27 Responses to Your TV should not be a couch potato too
The California Energy Commission is considering a proposal by PG&E to require televisions sold in the state to meet a minimum efficiency standard. Why is a utility proposing its customers by more efficient appliances? Because California allows utilities to earn a return on investment from negawatts (see Energy efficiency, Part 4).
PG&E’s proposal begins by plotting the power consumption (in Watts) of existing TVs against screen size and finding a linear fit. They then look at the most efficient (least power consumption) at a given size, and propose a cut-off formula based on screen size:
|Native Vertical Resolution||Tier 1: Effective 2011||Tier 2: Effective 2013|
|‰¤480 (i.e. non-HD)||PMAX = 0.12*A + 25||PMAX = 0.12*A + 25|
|>480 (i.e. HD)||PMAX = 0.20*A + 32||PMAX = 0.12*A + 25|
California has kept its per-capita power consumption flat since the late 1970s. Appliance efficiency standards (Title 20) have been one component of its tactics.
The expected power savings are large. Today’s average 38-inch LCD draws 175W, but this would fall to 125W in 2011, and 103W in 2013. (125W would be low enough that you could power your TV with a Pedal-A-Watt.) Statewide the savings are significant:
|For First-Year Sales||After Entire Stock Turnover|
|Scenario||Coincident Peak Demand Reduction (MW)||Annual Energy Savings (GWh/yr)||
|Annual Energy Savings (GWh/yr)|
|Tier 1 and 2 combined||56||593||615||6,516|

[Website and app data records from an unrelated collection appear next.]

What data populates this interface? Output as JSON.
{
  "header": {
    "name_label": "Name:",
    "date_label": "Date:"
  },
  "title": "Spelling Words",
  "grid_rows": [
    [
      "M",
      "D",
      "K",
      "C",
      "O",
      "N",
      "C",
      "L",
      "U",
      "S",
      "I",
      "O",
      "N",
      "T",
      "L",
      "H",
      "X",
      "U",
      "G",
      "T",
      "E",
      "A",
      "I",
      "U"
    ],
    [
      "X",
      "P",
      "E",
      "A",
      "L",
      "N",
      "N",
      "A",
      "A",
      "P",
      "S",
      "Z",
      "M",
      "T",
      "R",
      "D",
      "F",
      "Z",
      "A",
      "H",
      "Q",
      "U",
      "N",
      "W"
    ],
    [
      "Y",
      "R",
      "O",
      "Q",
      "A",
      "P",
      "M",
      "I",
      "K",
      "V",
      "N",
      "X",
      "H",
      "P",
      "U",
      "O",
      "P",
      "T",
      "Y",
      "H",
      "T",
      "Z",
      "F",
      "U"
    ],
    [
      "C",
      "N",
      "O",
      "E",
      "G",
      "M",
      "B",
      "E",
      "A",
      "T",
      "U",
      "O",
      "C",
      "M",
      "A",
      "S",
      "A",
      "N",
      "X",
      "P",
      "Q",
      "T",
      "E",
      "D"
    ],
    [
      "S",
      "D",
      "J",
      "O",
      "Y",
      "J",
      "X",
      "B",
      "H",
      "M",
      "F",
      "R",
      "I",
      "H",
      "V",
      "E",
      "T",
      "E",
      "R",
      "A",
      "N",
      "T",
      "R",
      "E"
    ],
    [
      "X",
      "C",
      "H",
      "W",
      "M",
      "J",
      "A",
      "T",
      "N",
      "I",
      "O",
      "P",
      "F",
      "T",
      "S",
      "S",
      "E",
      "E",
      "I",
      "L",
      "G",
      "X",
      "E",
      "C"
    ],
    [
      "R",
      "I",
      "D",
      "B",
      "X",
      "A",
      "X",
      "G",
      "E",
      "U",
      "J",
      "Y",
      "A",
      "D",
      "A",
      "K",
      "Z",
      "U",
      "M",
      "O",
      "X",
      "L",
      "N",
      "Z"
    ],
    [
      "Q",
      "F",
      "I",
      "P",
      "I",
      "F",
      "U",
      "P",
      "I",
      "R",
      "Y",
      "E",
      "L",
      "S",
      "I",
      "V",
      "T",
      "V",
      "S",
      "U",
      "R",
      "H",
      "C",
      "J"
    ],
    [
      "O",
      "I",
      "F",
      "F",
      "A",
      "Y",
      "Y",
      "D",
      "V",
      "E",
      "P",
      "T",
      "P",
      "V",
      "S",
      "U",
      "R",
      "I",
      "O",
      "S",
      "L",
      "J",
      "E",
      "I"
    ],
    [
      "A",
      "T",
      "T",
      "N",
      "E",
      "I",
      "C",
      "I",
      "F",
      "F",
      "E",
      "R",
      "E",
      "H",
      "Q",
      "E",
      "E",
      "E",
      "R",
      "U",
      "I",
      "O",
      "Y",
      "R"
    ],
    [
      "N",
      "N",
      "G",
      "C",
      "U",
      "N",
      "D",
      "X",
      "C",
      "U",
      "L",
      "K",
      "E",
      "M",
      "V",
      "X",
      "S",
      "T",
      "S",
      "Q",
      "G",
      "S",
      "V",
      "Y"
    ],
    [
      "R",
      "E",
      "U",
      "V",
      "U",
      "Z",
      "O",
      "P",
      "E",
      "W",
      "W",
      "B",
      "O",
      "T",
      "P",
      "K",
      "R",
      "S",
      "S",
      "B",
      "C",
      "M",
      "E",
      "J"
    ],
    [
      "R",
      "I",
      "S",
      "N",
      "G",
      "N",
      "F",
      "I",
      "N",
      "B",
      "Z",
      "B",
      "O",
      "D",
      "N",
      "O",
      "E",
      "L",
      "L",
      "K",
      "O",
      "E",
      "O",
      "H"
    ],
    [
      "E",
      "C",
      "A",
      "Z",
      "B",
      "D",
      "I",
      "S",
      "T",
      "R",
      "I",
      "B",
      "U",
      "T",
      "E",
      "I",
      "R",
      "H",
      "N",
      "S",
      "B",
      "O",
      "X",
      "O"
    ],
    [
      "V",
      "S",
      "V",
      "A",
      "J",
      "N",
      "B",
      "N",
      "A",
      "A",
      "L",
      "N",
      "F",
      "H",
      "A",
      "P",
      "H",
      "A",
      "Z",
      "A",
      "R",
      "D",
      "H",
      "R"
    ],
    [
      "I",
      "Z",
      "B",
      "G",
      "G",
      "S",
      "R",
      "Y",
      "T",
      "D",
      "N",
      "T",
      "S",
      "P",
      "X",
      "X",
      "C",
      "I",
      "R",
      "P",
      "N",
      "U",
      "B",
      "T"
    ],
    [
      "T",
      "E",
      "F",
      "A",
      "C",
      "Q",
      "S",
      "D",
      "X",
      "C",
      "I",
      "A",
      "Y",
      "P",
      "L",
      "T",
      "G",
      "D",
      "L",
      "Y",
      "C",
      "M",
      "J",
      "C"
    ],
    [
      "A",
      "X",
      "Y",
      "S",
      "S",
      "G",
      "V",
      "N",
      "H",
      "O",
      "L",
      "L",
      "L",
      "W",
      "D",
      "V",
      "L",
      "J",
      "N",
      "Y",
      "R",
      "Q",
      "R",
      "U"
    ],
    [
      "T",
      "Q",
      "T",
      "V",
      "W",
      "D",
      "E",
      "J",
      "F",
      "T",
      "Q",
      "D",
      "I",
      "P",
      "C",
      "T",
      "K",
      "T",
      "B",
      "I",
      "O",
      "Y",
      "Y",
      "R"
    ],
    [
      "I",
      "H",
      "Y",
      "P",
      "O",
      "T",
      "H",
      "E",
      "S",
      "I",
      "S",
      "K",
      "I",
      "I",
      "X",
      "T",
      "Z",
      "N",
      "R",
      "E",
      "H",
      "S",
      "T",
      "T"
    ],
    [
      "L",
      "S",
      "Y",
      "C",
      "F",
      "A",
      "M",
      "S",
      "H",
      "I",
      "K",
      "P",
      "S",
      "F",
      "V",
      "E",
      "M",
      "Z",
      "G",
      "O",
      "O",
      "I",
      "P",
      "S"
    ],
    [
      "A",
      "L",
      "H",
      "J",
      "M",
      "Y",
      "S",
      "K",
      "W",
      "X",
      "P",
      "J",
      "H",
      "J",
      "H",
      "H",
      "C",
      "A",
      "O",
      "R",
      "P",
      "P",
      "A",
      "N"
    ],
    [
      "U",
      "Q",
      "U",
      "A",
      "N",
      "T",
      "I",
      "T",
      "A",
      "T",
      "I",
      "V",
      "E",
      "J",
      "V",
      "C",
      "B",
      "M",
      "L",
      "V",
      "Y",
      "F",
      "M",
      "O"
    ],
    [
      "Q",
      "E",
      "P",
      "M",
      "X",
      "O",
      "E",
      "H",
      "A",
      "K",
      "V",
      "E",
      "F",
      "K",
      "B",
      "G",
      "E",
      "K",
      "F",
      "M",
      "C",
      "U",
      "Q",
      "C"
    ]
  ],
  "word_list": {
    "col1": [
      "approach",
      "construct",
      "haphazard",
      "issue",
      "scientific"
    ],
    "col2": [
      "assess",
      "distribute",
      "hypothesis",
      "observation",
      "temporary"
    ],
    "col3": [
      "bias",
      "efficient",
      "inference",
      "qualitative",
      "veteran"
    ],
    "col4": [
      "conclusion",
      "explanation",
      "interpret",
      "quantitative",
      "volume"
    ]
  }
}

The Consumer Electronics Association has submitted a counter-proposal to the CEC. They would substitute labeling and an educational campaign for efficiency standards.